→ **Try it**: What is the count of lines below that include "GradGoggles"? Reply with nothing else.

*** Opening of Stored data ***

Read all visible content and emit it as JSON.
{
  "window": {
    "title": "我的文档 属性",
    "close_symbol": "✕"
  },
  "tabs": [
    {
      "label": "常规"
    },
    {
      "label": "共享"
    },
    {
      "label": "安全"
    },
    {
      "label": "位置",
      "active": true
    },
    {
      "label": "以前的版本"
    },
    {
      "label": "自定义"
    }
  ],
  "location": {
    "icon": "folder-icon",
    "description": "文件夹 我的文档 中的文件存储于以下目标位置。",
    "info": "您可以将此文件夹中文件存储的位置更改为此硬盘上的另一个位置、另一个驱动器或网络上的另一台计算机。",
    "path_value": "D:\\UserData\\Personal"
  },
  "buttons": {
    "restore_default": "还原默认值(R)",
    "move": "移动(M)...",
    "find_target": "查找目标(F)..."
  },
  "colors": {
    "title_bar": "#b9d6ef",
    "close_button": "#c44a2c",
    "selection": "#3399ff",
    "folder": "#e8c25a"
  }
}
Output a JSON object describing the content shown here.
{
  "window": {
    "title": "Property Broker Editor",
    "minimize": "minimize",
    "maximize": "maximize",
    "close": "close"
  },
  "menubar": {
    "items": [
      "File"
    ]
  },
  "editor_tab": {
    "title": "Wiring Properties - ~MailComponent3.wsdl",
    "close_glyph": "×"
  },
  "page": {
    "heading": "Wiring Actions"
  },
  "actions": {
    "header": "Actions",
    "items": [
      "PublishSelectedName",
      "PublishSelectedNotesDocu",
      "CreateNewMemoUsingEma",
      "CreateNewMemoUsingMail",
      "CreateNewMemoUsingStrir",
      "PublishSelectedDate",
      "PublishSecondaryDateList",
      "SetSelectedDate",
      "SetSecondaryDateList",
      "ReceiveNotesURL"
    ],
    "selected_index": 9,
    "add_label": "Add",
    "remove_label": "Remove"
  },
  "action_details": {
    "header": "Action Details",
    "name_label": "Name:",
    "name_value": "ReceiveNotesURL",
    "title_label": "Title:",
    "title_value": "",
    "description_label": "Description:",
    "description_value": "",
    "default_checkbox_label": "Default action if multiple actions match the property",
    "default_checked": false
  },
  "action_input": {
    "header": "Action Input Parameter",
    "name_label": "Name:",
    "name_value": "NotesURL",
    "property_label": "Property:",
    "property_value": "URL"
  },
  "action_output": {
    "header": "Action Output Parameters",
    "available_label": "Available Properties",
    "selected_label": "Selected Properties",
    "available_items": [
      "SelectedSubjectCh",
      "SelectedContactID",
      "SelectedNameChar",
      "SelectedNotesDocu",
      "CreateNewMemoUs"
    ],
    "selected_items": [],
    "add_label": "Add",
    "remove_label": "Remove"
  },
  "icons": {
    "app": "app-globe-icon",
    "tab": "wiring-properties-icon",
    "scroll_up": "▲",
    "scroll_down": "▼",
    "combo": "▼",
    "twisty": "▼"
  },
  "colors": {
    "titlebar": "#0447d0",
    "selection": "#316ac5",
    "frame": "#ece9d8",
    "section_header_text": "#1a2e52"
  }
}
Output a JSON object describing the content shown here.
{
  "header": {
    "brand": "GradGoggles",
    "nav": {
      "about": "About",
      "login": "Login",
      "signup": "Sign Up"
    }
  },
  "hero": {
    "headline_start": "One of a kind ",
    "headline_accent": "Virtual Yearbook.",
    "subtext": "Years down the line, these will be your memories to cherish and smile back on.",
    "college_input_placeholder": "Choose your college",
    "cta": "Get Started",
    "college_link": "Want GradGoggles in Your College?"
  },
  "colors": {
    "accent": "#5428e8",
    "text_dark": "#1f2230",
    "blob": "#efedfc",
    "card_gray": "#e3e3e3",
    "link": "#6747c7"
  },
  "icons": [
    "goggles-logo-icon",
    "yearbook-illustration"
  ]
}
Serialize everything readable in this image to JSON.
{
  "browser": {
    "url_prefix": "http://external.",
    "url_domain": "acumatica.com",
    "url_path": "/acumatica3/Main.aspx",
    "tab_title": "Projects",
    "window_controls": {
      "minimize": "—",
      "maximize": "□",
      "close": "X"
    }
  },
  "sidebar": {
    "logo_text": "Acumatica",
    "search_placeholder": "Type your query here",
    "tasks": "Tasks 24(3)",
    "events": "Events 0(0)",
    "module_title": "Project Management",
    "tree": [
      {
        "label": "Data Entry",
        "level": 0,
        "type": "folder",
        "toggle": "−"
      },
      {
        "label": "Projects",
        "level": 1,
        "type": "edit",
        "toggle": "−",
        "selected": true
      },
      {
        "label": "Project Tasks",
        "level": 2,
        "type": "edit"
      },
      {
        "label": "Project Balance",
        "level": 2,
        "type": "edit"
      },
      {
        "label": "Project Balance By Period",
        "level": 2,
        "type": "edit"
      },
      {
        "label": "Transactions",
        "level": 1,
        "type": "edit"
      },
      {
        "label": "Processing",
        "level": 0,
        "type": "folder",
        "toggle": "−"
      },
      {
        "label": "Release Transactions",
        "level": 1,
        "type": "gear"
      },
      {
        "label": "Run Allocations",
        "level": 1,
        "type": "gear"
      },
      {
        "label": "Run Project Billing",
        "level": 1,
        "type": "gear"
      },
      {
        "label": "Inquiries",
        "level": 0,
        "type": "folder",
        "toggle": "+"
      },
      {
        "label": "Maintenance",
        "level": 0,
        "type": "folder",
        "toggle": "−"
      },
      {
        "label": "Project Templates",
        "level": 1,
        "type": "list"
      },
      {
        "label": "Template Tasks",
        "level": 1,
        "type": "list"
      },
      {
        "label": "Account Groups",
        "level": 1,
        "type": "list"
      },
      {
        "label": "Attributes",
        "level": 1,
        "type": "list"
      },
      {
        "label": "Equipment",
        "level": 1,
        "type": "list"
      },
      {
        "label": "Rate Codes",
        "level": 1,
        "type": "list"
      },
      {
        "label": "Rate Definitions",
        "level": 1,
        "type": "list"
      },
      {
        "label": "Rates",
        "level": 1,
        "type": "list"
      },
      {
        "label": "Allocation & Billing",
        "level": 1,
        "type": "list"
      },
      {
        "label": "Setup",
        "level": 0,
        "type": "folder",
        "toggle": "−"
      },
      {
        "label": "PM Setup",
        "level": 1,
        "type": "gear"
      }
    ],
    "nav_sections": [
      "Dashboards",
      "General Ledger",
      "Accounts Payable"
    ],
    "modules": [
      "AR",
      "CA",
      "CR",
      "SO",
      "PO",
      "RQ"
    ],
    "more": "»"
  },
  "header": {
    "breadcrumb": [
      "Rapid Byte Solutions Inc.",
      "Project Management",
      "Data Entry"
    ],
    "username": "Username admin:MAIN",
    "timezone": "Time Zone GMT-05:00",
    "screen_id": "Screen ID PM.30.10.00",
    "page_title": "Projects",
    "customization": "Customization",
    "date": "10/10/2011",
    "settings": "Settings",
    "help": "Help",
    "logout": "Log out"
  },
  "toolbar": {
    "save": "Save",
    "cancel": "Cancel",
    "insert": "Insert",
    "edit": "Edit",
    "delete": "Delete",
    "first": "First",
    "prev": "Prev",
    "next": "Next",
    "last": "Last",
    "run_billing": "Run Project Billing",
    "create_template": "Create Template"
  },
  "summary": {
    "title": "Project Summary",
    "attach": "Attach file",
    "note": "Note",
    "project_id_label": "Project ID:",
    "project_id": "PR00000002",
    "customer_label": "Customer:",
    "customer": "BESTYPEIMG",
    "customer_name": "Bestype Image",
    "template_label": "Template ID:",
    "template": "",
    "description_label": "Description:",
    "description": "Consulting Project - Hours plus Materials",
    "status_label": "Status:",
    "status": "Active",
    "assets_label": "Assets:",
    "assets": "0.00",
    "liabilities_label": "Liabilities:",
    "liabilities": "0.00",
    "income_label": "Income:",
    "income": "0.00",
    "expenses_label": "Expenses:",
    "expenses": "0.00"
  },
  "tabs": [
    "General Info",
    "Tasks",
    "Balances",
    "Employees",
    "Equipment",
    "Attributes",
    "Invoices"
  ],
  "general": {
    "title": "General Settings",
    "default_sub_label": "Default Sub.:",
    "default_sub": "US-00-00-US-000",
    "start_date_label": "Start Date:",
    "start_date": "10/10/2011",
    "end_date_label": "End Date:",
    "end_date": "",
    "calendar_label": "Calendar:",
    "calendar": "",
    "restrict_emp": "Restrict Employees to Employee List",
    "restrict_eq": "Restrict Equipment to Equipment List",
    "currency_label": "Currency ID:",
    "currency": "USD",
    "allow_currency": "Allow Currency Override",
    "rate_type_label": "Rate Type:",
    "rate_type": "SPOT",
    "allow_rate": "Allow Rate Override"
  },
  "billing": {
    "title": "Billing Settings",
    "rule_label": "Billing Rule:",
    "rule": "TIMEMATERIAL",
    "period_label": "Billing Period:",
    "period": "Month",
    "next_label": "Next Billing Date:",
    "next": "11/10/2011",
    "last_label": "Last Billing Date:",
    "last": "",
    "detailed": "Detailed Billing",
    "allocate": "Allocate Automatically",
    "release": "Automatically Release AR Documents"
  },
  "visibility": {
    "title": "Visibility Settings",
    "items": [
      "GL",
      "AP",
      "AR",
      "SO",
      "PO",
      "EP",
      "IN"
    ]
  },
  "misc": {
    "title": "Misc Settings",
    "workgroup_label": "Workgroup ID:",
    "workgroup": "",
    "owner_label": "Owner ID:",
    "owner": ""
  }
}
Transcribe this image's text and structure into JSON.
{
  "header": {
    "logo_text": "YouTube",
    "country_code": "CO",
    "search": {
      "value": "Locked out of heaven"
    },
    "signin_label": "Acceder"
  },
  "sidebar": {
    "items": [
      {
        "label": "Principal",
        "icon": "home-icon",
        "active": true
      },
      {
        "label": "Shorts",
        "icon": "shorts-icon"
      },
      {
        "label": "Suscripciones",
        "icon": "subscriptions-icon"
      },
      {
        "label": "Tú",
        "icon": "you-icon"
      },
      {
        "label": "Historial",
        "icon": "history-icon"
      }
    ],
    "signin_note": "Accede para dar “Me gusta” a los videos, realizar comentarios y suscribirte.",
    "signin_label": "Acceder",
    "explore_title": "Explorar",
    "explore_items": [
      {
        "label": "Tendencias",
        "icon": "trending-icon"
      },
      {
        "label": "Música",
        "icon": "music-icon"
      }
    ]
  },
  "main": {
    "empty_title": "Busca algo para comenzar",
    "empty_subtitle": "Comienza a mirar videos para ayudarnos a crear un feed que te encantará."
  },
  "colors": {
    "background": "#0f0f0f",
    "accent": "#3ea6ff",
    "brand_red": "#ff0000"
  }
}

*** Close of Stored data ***

→ **Result of this exercise**: 2